▶ Work item:
Repeat the data below with no changes.

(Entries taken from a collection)
- - - -
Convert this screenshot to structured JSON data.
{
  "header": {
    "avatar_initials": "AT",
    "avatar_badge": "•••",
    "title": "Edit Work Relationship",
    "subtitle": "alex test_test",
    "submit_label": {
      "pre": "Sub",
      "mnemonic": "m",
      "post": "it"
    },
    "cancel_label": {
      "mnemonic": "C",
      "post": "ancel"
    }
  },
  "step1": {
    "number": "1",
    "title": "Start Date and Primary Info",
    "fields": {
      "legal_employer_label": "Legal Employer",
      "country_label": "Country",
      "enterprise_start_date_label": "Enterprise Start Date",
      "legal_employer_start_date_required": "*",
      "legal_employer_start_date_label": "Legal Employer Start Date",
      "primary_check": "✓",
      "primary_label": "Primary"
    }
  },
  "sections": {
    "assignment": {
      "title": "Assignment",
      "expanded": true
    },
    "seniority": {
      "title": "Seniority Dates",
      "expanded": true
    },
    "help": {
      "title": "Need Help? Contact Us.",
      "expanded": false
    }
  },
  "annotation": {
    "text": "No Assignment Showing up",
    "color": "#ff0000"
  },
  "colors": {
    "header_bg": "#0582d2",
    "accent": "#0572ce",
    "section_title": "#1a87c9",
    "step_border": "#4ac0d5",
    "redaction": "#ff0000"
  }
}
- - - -
▶ Exercise answer:
Convert this screenshot to structured JSON data.
{
  "header": {
    "avatar_initials": "AT",
    "avatar_badge": "•••",
    "title": "Edit Work Relationship",
    "subtitle": "alex test_test",
    "submit_label": {
      "pre": "Sub",
      "mnemonic": "m",
      "post": "it"
    },
    "cancel_label": {
      "mnemonic": "C",
      "post": "ancel"
    }
  },
  "step1": {
    "number": "1",
    "title": "Start Date and Primary Info",
    "fields": {
      "legal_employer_label": "Legal Employer",
      "country_label": "Country",
      "enterprise_start_date_label": "Enterprise Start Date",
      "legal_employer_start_date_required": "*",
      "legal_employer_start_date_label": "Legal Employer Start Date",
      "primary_check": "✓",
      "primary_label": "Primary"
    }
  },
  "sections": {
    "assignment": {
      "title": "Assignment",
      "expanded": true
    },
    "seniority": {
      "title": "Seniority Dates",
      "expanded": true
    },
    "help": {
      "title": "Need Help? Contact Us.",
      "expanded": false
    }
  },
  "annotation": {
    "text": "No Assignment Showing up",
    "color": "#ff0000"
  },
  "colors": {
    "header_bg": "#0582d2",
    "accent": "#0572ce",
    "section_title": "#1a87c9",
    "step_border": "#4ac0d5",
    "redaction": "#ff0000"
  }
}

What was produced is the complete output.